The grand narrative of a rationalist Enlightenment that freed humanity from superstition only to subjugate it once again, this time to the dictates of reason and rationalization, suited the interests and self-image of an economy driven by entrepreneurship and fuelled by a cult of efficiency and cheap labor. Our own time dominated by the fiction of the market that needs to be obeyed and placated like an ancient deity and a society optimized for maximum consumption are a direct consequence of the Enlightenment cult of reason without the Diderotian emphasis on empathy. We have inherited the truncated history and repeated it to one another, tacitly encouraging a narrowness of thought that bears little resemblance to one of the freewheeling exchanges over candlelight at d’Holbach’s salon. The existence of a second, more radical Enlightenment tradition is not denied completely, but two centuries of historical bias have done their work, slowly but surely.
This will not change if Diderot’s bones, or some of them, really make it to their new and honorific final resting place. There is already a memorial dedicated to him in the Panthéon – as the editor of the Encyclopédie, the image he got stuck with as his philosophical work was marginalized and finally all but forgotten.

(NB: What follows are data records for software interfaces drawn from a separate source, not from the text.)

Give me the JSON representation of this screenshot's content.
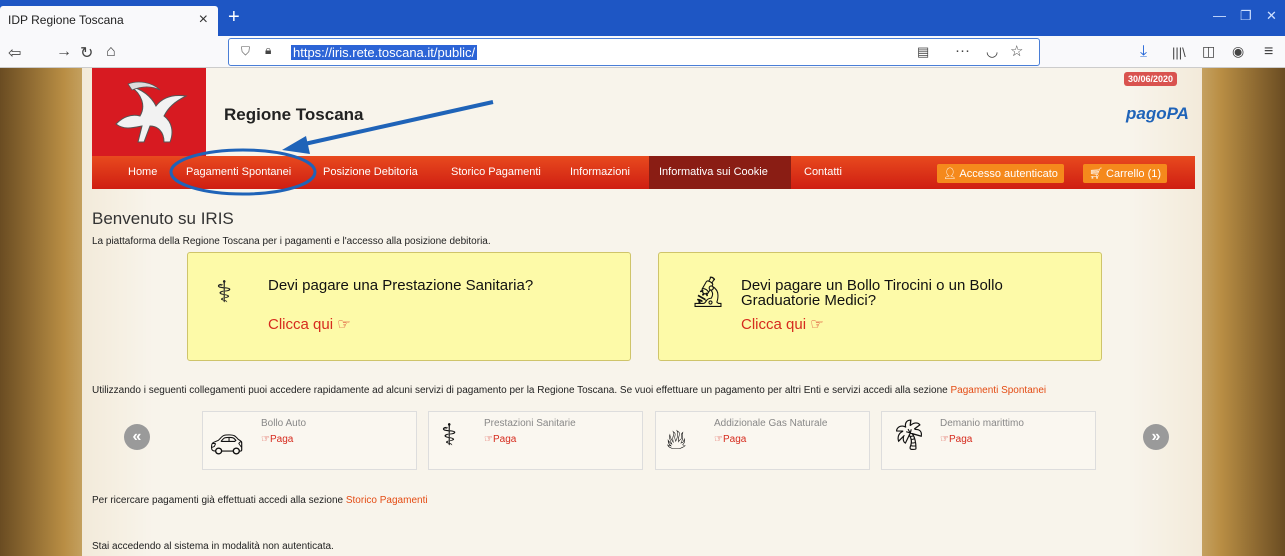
{
  "browser": {
    "tab_title": "IDP Regione Toscana",
    "tab_close": "×",
    "new_tab": "+",
    "url": "https://iris.rete.toscana.it/public/",
    "page_actions": "···"
  },
  "header": {
    "site_title": "Regione Toscana",
    "date_badge": "30/06/2020",
    "pagopa": "pagoPA"
  },
  "menu": {
    "items": [
      "Home",
      "Pagamenti Spontanei",
      "Posizione Debitoria",
      "Storico Pagamenti",
      "Informazioni",
      "Informativa sui Cookie",
      "Contatti"
    ],
    "login": "Accesso autenticato",
    "cart": "Carrello (1)"
  },
  "main": {
    "welcome": "Benvenuto su IRIS",
    "intro": "La piattaforma della Regione Toscana per i pagamenti e l'accesso alla posizione debitoria.",
    "card1_title": "Devi pagare una Prestazione Sanitaria?",
    "card2_title_line1": "Devi pagare un Bollo Tirocini o un Bollo",
    "card2_title_line2": "Graduatorie Medici?",
    "click_here": "Clicca qui",
    "links_intro": "Utilizzando i seguenti collegamenti puoi accedere rapidamente ad alcuni servizi di pagamento per la Regione Toscana. Se vuoi effettuare un pagamento per altri Enti e servizi accedi alla sezione ",
    "links_intro_link": "Pagamenti Spontanei",
    "services": [
      {
        "name": "Bollo Auto",
        "action": "Paga",
        "icon": "car-icon"
      },
      {
        "name": "Prestazioni Sanitarie",
        "action": "Paga",
        "icon": "caduceus-icon"
      },
      {
        "name": "Addizionale Gas Naturale",
        "action": "Paga",
        "icon": "flame-icon"
      },
      {
        "name": "Demanio marittimo",
        "action": "Paga",
        "icon": "palm-icon"
      }
    ],
    "storico_text": "Per ricercare pagamenti già effettuati accedi alla sezione ",
    "storico_link": "Storico Pagamenti",
    "not_auth": "Stai accedendo al sistema in modalità non autenticata."
  },
  "colors": {
    "menu_red": "#d71a21",
    "accent_orange": "#f5891c",
    "annotation_blue": "#1f63b8"
  }
}
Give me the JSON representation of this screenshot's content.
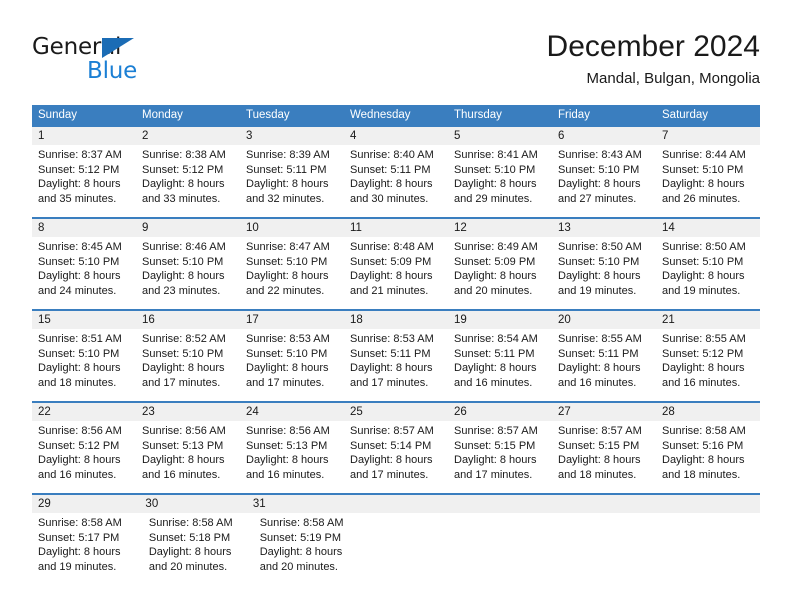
{
  "brand": {
    "name_part1": "General",
    "name_part2": "Blue",
    "triangle_color": "#1b6cb5",
    "blue_color": "#1b7fd4"
  },
  "header": {
    "title": "December 2024",
    "location": "Mandal, Bulgan, Mongolia"
  },
  "theme": {
    "header_bg": "#3a7ebf",
    "daynum_bg": "#f0f0f0",
    "text": "#1a1a1a"
  },
  "weekdays": [
    "Sunday",
    "Monday",
    "Tuesday",
    "Wednesday",
    "Thursday",
    "Friday",
    "Saturday"
  ],
  "weeks": [
    {
      "days": [
        {
          "num": "1",
          "sunrise": "Sunrise: 8:37 AM",
          "sunset": "Sunset: 5:12 PM",
          "daylight1": "Daylight: 8 hours",
          "daylight2": "and 35 minutes."
        },
        {
          "num": "2",
          "sunrise": "Sunrise: 8:38 AM",
          "sunset": "Sunset: 5:12 PM",
          "daylight1": "Daylight: 8 hours",
          "daylight2": "and 33 minutes."
        },
        {
          "num": "3",
          "sunrise": "Sunrise: 8:39 AM",
          "sunset": "Sunset: 5:11 PM",
          "daylight1": "Daylight: 8 hours",
          "daylight2": "and 32 minutes."
        },
        {
          "num": "4",
          "sunrise": "Sunrise: 8:40 AM",
          "sunset": "Sunset: 5:11 PM",
          "daylight1": "Daylight: 8 hours",
          "daylight2": "and 30 minutes."
        },
        {
          "num": "5",
          "sunrise": "Sunrise: 8:41 AM",
          "sunset": "Sunset: 5:10 PM",
          "daylight1": "Daylight: 8 hours",
          "daylight2": "and 29 minutes."
        },
        {
          "num": "6",
          "sunrise": "Sunrise: 8:43 AM",
          "sunset": "Sunset: 5:10 PM",
          "daylight1": "Daylight: 8 hours",
          "daylight2": "and 27 minutes."
        },
        {
          "num": "7",
          "sunrise": "Sunrise: 8:44 AM",
          "sunset": "Sunset: 5:10 PM",
          "daylight1": "Daylight: 8 hours",
          "daylight2": "and 26 minutes."
        }
      ]
    },
    {
      "days": [
        {
          "num": "8",
          "sunrise": "Sunrise: 8:45 AM",
          "sunset": "Sunset: 5:10 PM",
          "daylight1": "Daylight: 8 hours",
          "daylight2": "and 24 minutes."
        },
        {
          "num": "9",
          "sunrise": "Sunrise: 8:46 AM",
          "sunset": "Sunset: 5:10 PM",
          "daylight1": "Daylight: 8 hours",
          "daylight2": "and 23 minutes."
        },
        {
          "num": "10",
          "sunrise": "Sunrise: 8:47 AM",
          "sunset": "Sunset: 5:10 PM",
          "daylight1": "Daylight: 8 hours",
          "daylight2": "and 22 minutes."
        },
        {
          "num": "11",
          "sunrise": "Sunrise: 8:48 AM",
          "sunset": "Sunset: 5:09 PM",
          "daylight1": "Daylight: 8 hours",
          "daylight2": "and 21 minutes."
        },
        {
          "num": "12",
          "sunrise": "Sunrise: 8:49 AM",
          "sunset": "Sunset: 5:09 PM",
          "daylight1": "Daylight: 8 hours",
          "daylight2": "and 20 minutes."
        },
        {
          "num": "13",
          "sunrise": "Sunrise: 8:50 AM",
          "sunset": "Sunset: 5:10 PM",
          "daylight1": "Daylight: 8 hours",
          "daylight2": "and 19 minutes."
        },
        {
          "num": "14",
          "sunrise": "Sunrise: 8:50 AM",
          "sunset": "Sunset: 5:10 PM",
          "daylight1": "Daylight: 8 hours",
          "daylight2": "and 19 minutes."
        }
      ]
    },
    {
      "days": [
        {
          "num": "15",
          "sunrise": "Sunrise: 8:51 AM",
          "sunset": "Sunset: 5:10 PM",
          "daylight1": "Daylight: 8 hours",
          "daylight2": "and 18 minutes."
        },
        {
          "num": "16",
          "sunrise": "Sunrise: 8:52 AM",
          "sunset": "Sunset: 5:10 PM",
          "daylight1": "Daylight: 8 hours",
          "daylight2": "and 17 minutes."
        },
        {
          "num": "17",
          "sunrise": "Sunrise: 8:53 AM",
          "sunset": "Sunset: 5:10 PM",
          "daylight1": "Daylight: 8 hours",
          "daylight2": "and 17 minutes."
        },
        {
          "num": "18",
          "sunrise": "Sunrise: 8:53 AM",
          "sunset": "Sunset: 5:11 PM",
          "daylight1": "Daylight: 8 hours",
          "daylight2": "and 17 minutes."
        },
        {
          "num": "19",
          "sunrise": "Sunrise: 8:54 AM",
          "sunset": "Sunset: 5:11 PM",
          "daylight1": "Daylight: 8 hours",
          "daylight2": "and 16 minutes."
        },
        {
          "num": "20",
          "sunrise": "Sunrise: 8:55 AM",
          "sunset": "Sunset: 5:11 PM",
          "daylight1": "Daylight: 8 hours",
          "daylight2": "and 16 minutes."
        },
        {
          "num": "21",
          "sunrise": "Sunrise: 8:55 AM",
          "sunset": "Sunset: 5:12 PM",
          "daylight1": "Daylight: 8 hours",
          "daylight2": "and 16 minutes."
        }
      ]
    },
    {
      "days": [
        {
          "num": "22",
          "sunrise": "Sunrise: 8:56 AM",
          "sunset": "Sunset: 5:12 PM",
          "daylight1": "Daylight: 8 hours",
          "daylight2": "and 16 minutes."
        },
        {
          "num": "23",
          "sunrise": "Sunrise: 8:56 AM",
          "sunset": "Sunset: 5:13 PM",
          "daylight1": "Daylight: 8 hours",
          "daylight2": "and 16 minutes."
        },
        {
          "num": "24",
          "sunrise": "Sunrise: 8:56 AM",
          "sunset": "Sunset: 5:13 PM",
          "daylight1": "Daylight: 8 hours",
          "daylight2": "and 16 minutes."
        },
        {
          "num": "25",
          "sunrise": "Sunrise: 8:57 AM",
          "sunset": "Sunset: 5:14 PM",
          "daylight1": "Daylight: 8 hours",
          "daylight2": "and 17 minutes."
        },
        {
          "num": "26",
          "sunrise": "Sunrise: 8:57 AM",
          "sunset": "Sunset: 5:15 PM",
          "daylight1": "Daylight: 8 hours",
          "daylight2": "and 17 minutes."
        },
        {
          "num": "27",
          "sunrise": "Sunrise: 8:57 AM",
          "sunset": "Sunset: 5:15 PM",
          "daylight1": "Daylight: 8 hours",
          "daylight2": "and 18 minutes."
        },
        {
          "num": "28",
          "sunrise": "Sunrise: 8:58 AM",
          "sunset": "Sunset: 5:16 PM",
          "daylight1": "Daylight: 8 hours",
          "daylight2": "and 18 minutes."
        }
      ]
    },
    {
      "days": [
        {
          "num": "29",
          "sunrise": "Sunrise: 8:58 AM",
          "sunset": "Sunset: 5:17 PM",
          "daylight1": "Daylight: 8 hours",
          "daylight2": "and 19 minutes."
        },
        {
          "num": "30",
          "sunrise": "Sunrise: 8:58 AM",
          "sunset": "Sunset: 5:18 PM",
          "daylight1": "Daylight: 8 hours",
          "daylight2": "and 20 minutes."
        },
        {
          "num": "31",
          "sunrise": "Sunrise: 8:58 AM",
          "sunset": "Sunset: 5:19 PM",
          "daylight1": "Daylight: 8 hours",
          "daylight2": "and 20 minutes."
        }
      ]
    }
  ]
}
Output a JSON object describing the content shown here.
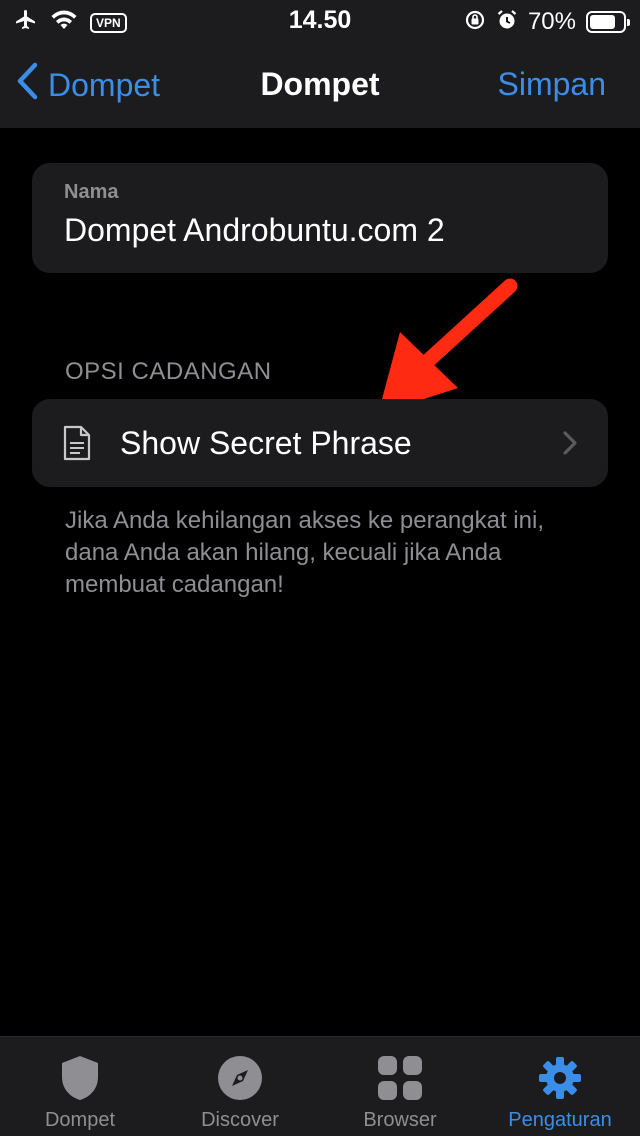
{
  "status_bar": {
    "time": "14.50",
    "vpn": "VPN",
    "battery": "70%"
  },
  "nav": {
    "back_label": "Dompet",
    "title": "Dompet",
    "save_label": "Simpan"
  },
  "name_field": {
    "label": "Nama",
    "value": "Dompet Androbuntu.com 2"
  },
  "backup_section": {
    "header": "OPSI CADANGAN",
    "row_label": "Show Secret Phrase",
    "row_icon": "document-icon",
    "footnote": "Jika Anda kehilangan akses ke perangkat ini, dana Anda akan hilang, kecuali jika Anda membuat cadangan!"
  },
  "tabs": [
    {
      "label": "Dompet",
      "icon": "shield-icon",
      "active": false
    },
    {
      "label": "Discover",
      "icon": "compass-icon",
      "active": false
    },
    {
      "label": "Browser",
      "icon": "grid-icon",
      "active": false
    },
    {
      "label": "Pengaturan",
      "icon": "gear-icon",
      "active": true
    }
  ],
  "colors": {
    "accent": "#3b8ee8",
    "background": "#000000",
    "card": "#1c1c1e",
    "secondary_text": "#8e8e93",
    "annotation_arrow": "#ff2a12"
  }
}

But while his role in this magnificent mammoth work was important for the eighteenth century, it is Diderot the philosopher who can still speak to us today. His advocacy of a passionate life, of social solidarity and empathy as the foundations of morality, his interest in science as the basis of all knowledge and in art as and Eros as ways of creating meaning have lost nothing of their freshness, or their necessity. The real potential of the Enlightenment, he says time and again, is not the absolute rule of reason, but the rehabilitation of passion as the basis of a life well lived.
Philipp Blom was born in Hamburg and trained as a historian in Vienna and Oxford. His historical works include To Have and To Hold, a history of collectors and collecting, Encyclopédie, a history of the Encyclopaedia by Diderot and d'Alembert that sparked the Enlightenment in France, and The Vertigo Years, a cultural history of the era 1900 to 1914 in Europe and the United States. He frequently contributes articles to the Financial Times, the Independent, and the Guardian among others. A host of cultural programming on Austrian National Radio, he lives in Vienna.